§ **Directions for this task**: Output every line below as it stands, dropping only the images.

§ **Available data**:

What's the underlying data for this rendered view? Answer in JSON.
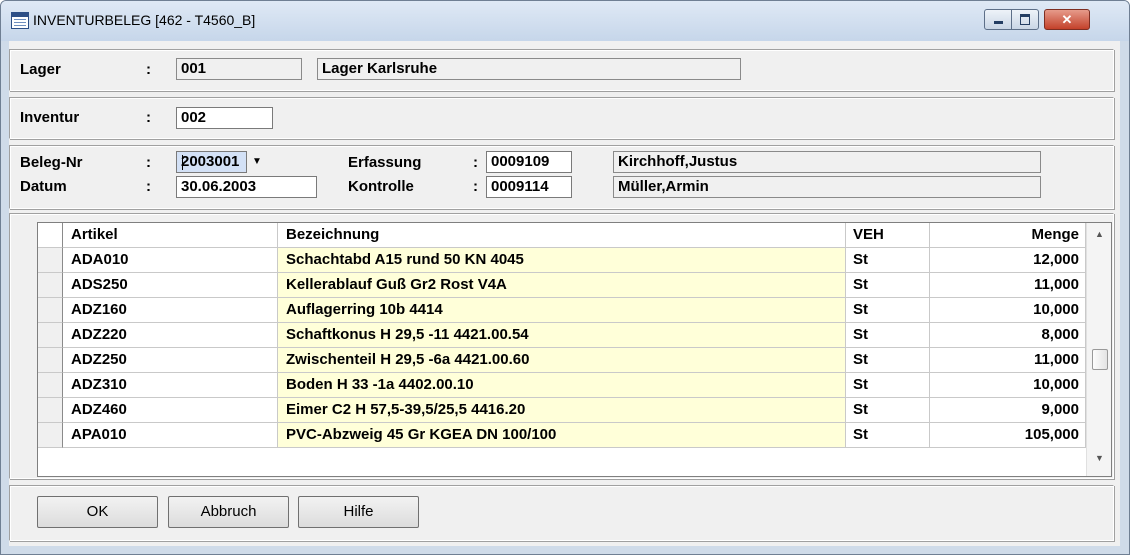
{
  "window": {
    "title": "INVENTURBELEG  [462 - T4560_B]"
  },
  "lager": {
    "label": "Lager",
    "colon": ":",
    "code": "001",
    "name": "Lager Karlsruhe"
  },
  "inventur": {
    "label": "Inventur",
    "colon": ":",
    "value": "002"
  },
  "beleg": {
    "nr_label": "Beleg-Nr",
    "colon": ":",
    "nr_value": "2003001",
    "datum_label": "Datum",
    "datum_value": "30.06.2003",
    "erfassung_label": "Erfassung",
    "erfassung_code": "0009109",
    "erfassung_name": "Kirchhoff,Justus",
    "kontrolle_label": "Kontrolle",
    "kontrolle_code": "0009114",
    "kontrolle_name": "Müller,Armin"
  },
  "table": {
    "columns": [
      "Artikel",
      "Bezeichnung",
      "VEH",
      "Menge"
    ],
    "rows": [
      {
        "artikel": "ADA010",
        "bezeichnung": "Schachtabd A15 rund 50 KN 4045",
        "veh": "St",
        "menge": "12,000"
      },
      {
        "artikel": "ADS250",
        "bezeichnung": "Kellerablauf Guß Gr2 Rost V4A",
        "veh": "St",
        "menge": "11,000"
      },
      {
        "artikel": "ADZ160",
        "bezeichnung": "Auflagerring 10b  4414",
        "veh": "St",
        "menge": "10,000"
      },
      {
        "artikel": "ADZ220",
        "bezeichnung": "Schaftkonus H 29,5 -11 4421.00.54",
        "veh": "St",
        "menge": "8,000"
      },
      {
        "artikel": "ADZ250",
        "bezeichnung": "Zwischenteil H 29,5 -6a 4421.00.60",
        "veh": "St",
        "menge": "11,000"
      },
      {
        "artikel": "ADZ310",
        "bezeichnung": "Boden H 33 -1a 4402.00.10",
        "veh": "St",
        "menge": "10,000"
      },
      {
        "artikel": "ADZ460",
        "bezeichnung": "Eimer C2 H 57,5-39,5/25,5 4416.20",
        "veh": "St",
        "menge": "9,000"
      },
      {
        "artikel": "APA010",
        "bezeichnung": "PVC-Abzweig 45 Gr KGEA DN 100/100",
        "veh": "St",
        "menge": "105,000"
      }
    ]
  },
  "buttons": {
    "ok": "OK",
    "abbruch": "Abbruch",
    "hilfe": "Hilfe"
  },
  "icons": {
    "title": "table-icon",
    "dropdown": "dropdown-arrow-icon",
    "scroll_up": "scroll-up-arrow-icon",
    "scroll_down": "scroll-down-arrow-icon"
  }
}
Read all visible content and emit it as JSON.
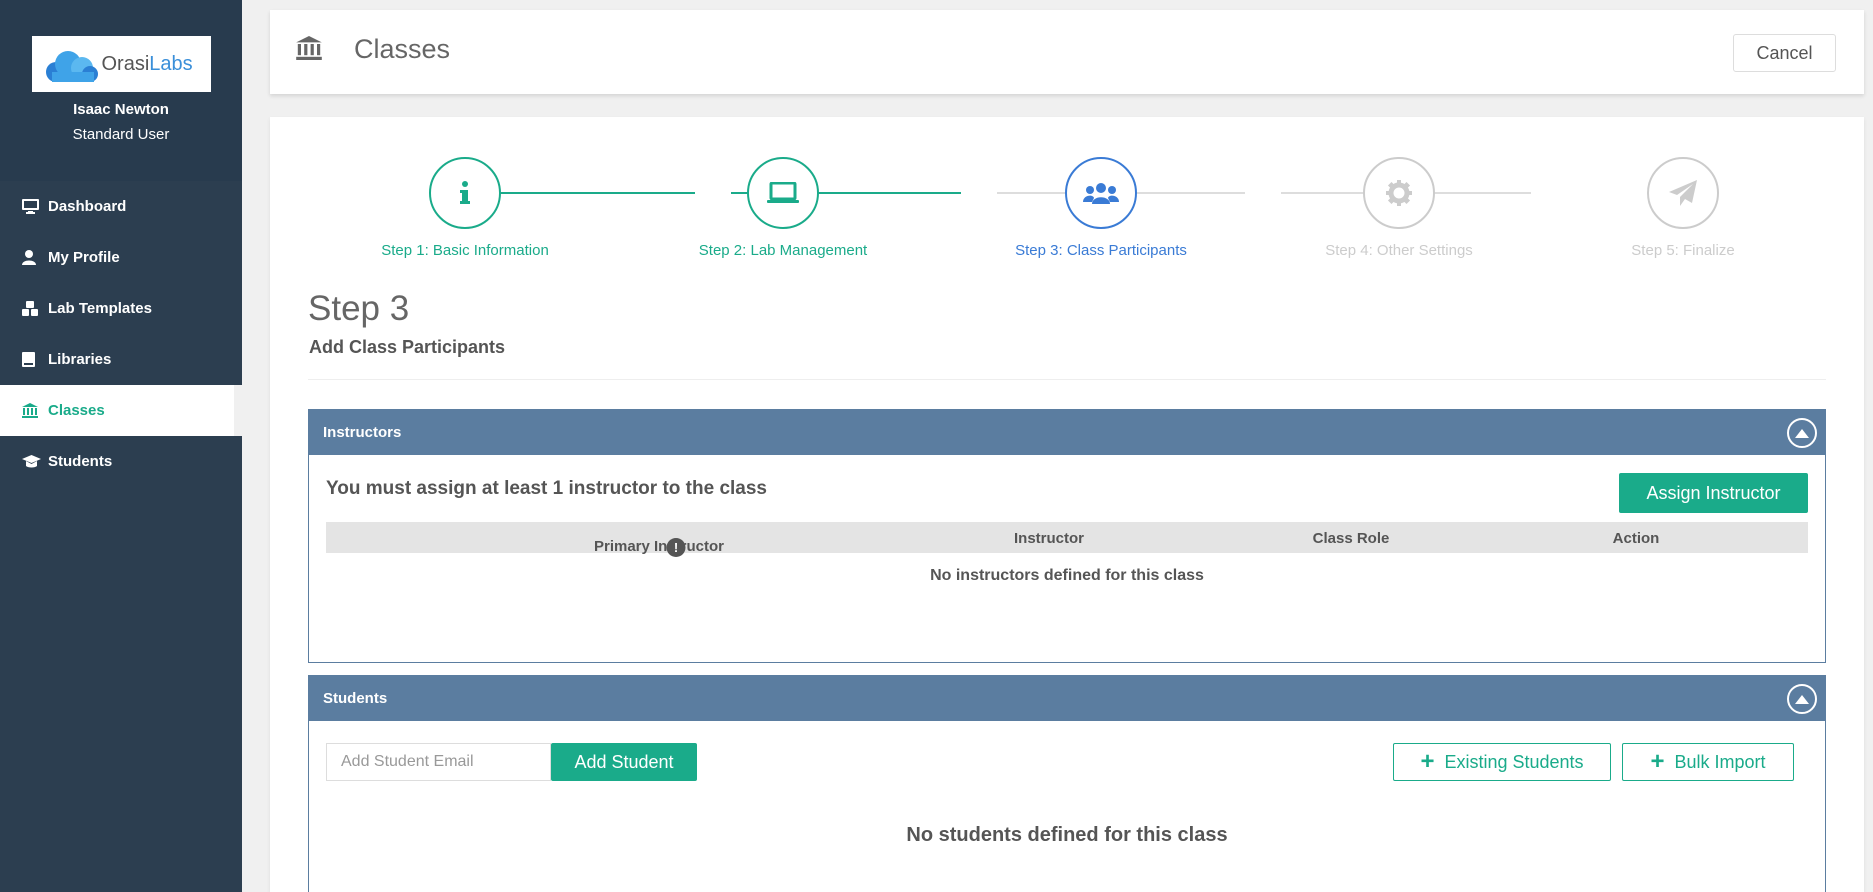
{
  "brand": {
    "logo_word": "Orasi",
    "logo_accent": "Labs"
  },
  "user": {
    "name": "Isaac Newton",
    "role": "Standard User"
  },
  "sidebar": {
    "items": [
      {
        "label": "Dashboard",
        "icon": "monitor-icon"
      },
      {
        "label": "My Profile",
        "icon": "user-icon"
      },
      {
        "label": "Lab Templates",
        "icon": "cubes-icon"
      },
      {
        "label": "Libraries",
        "icon": "book-icon"
      },
      {
        "label": "Classes",
        "icon": "bank-icon",
        "active": true
      },
      {
        "label": "Students",
        "icon": "graduation-cap-icon"
      }
    ]
  },
  "header": {
    "title": "Classes",
    "cancel_label": "Cancel"
  },
  "stepper": {
    "steps": [
      {
        "label": "Step 1: Basic Information",
        "icon": "info-icon",
        "state": "complete"
      },
      {
        "label": "Step 2: Lab Management",
        "icon": "laptop-icon",
        "state": "complete"
      },
      {
        "label": "Step 3: Class Participants",
        "icon": "users-icon",
        "state": "current"
      },
      {
        "label": "Step 4: Other Settings",
        "icon": "gear-icon",
        "state": "pending"
      },
      {
        "label": "Step 5: Finalize",
        "icon": "paper-plane-icon",
        "state": "pending"
      }
    ]
  },
  "step": {
    "heading": "Step 3",
    "subheading": "Add Class Participants"
  },
  "instructors": {
    "title": "Instructors",
    "message": "You must assign at least 1 instructor to the class",
    "assign_label": "Assign Instructor",
    "columns": [
      "Primary Instructor",
      "Instructor",
      "Class Role",
      "Action"
    ],
    "empty_text": "No instructors defined for this class"
  },
  "students": {
    "title": "Students",
    "email_placeholder": "Add Student Email",
    "add_label": "Add Student",
    "existing_label": "Existing Students",
    "bulk_label": "Bulk Import",
    "empty_text": "No students defined for this class"
  },
  "colors": {
    "accent": "#1aab8a",
    "current_step": "#3a7bd5",
    "sidebar_bg": "#2c3e50",
    "panel_header": "#5b7da0"
  }
}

§ **Finished task**:
What's the underlying data for this rendered view? Answer in JSON.
{
  "window": {
    "title": "INVENTURBELEG  [462 - T4560_B]"
  },
  "lager": {
    "label": "Lager",
    "colon": ":",
    "code": "001",
    "name": "Lager Karlsruhe"
  },
  "inventur": {
    "label": "Inventur",
    "colon": ":",
    "value": "002"
  },
  "beleg": {
    "nr_label": "Beleg-Nr",
    "colon": ":",
    "nr_value": "2003001",
    "datum_label": "Datum",
    "datum_value": "30.06.2003",
    "erfassung_label": "Erfassung",
    "erfassung_code": "0009109",
    "erfassung_name": "Kirchhoff,Justus",
    "kontrolle_label": "Kontrolle",
    "kontrolle_code": "0009114",
    "kontrolle_name": "Müller,Armin"
  },
  "table": {
    "columns": [
      "Artikel",
      "Bezeichnung",
      "VEH",
      "Menge"
    ],
    "rows": [
      {
        "artikel": "ADA010",
        "bezeichnung": "Schachtabd A15 rund 50 KN 4045",
        "veh": "St",
        "menge": "12,000"
      },
      {
        "artikel": "ADS250",
        "bezeichnung": "Kellerablauf Guß Gr2 Rost V4A",
        "veh": "St",
        "menge": "11,000"
      },
      {
        "artikel": "ADZ160",
        "bezeichnung": "Auflagerring 10b  4414",
        "veh": "St",
        "menge": "10,000"
      },
      {
        "artikel": "ADZ220",
        "bezeichnung": "Schaftkonus H 29,5 -11 4421.00.54",
        "veh": "St",
        "menge": "8,000"
      },
      {
        "artikel": "ADZ250",
        "bezeichnung": "Zwischenteil H 29,5 -6a 4421.00.60",
        "veh": "St",
        "menge": "11,000"
      },
      {
        "artikel": "ADZ310",
        "bezeichnung": "Boden H 33 -1a 4402.00.10",
        "veh": "St",
        "menge": "10,000"
      },
      {
        "artikel": "ADZ460",
        "bezeichnung": "Eimer C2 H 57,5-39,5/25,5 4416.20",
        "veh": "St",
        "menge": "9,000"
      },
      {
        "artikel": "APA010",
        "bezeichnung": "PVC-Abzweig 45 Gr KGEA DN 100/100",
        "veh": "St",
        "menge": "105,000"
      }
    ]
  },
  "buttons": {
    "ok": "OK",
    "abbruch": "Abbruch",
    "hilfe": "Hilfe"
  },
  "icons": {
    "title": "table-icon",
    "dropdown": "dropdown-arrow-icon",
    "scroll_up": "scroll-up-arrow-icon",
    "scroll_down": "scroll-down-arrow-icon"
  }
}
Read all visible content and emit it as JSON.
{
  "brand": {
    "logo_word": "Orasi",
    "logo_accent": "Labs"
  },
  "user": {
    "name": "Isaac Newton",
    "role": "Standard User"
  },
  "sidebar": {
    "items": [
      {
        "label": "Dashboard",
        "icon": "monitor-icon"
      },
      {
        "label": "My Profile",
        "icon": "user-icon"
      },
      {
        "label": "Lab Templates",
        "icon": "cubes-icon"
      },
      {
        "label": "Libraries",
        "icon": "book-icon"
      },
      {
        "label": "Classes",
        "icon": "bank-icon",
        "active": true
      },
      {
        "label": "Students",
        "icon": "graduation-cap-icon"
      }
    ]
  },
  "header": {
    "title": "Classes",
    "cancel_label": "Cancel"
  },
  "stepper": {
    "steps": [
      {
        "label": "Step 1: Basic Information",
        "icon": "info-icon",
        "state": "complete"
      },
      {
        "label": "Step 2: Lab Management",
        "icon": "laptop-icon",
        "state": "complete"
      },
      {
        "label": "Step 3: Class Participants",
        "icon": "users-icon",
        "state": "current"
      },
      {
        "label": "Step 4: Other Settings",
        "icon": "gear-icon",
        "state": "pending"
      },
      {
        "label": "Step 5: Finalize",
        "icon": "paper-plane-icon",
        "state": "pending"
      }
    ]
  },
  "step": {
    "heading": "Step 3",
    "subheading": "Add Class Participants"
  },
  "instructors": {
    "title": "Instructors",
    "message": "You must assign at least 1 instructor to the class",
    "assign_label": "Assign Instructor",
    "columns": [
      "Primary Instructor",
      "Instructor",
      "Class Role",
      "Action"
    ],
    "empty_text": "No instructors defined for this class"
  },
  "students": {
    "title": "Students",
    "email_placeholder": "Add Student Email",
    "add_label": "Add Student",
    "existing_label": "Existing Students",
    "bulk_label": "Bulk Import",
    "empty_text": "No students defined for this class"
  },
  "colors": {
    "accent": "#1aab8a",
    "current_step": "#3a7bd5",
    "sidebar_bg": "#2c3e50",
    "panel_header": "#5b7da0"
  }
}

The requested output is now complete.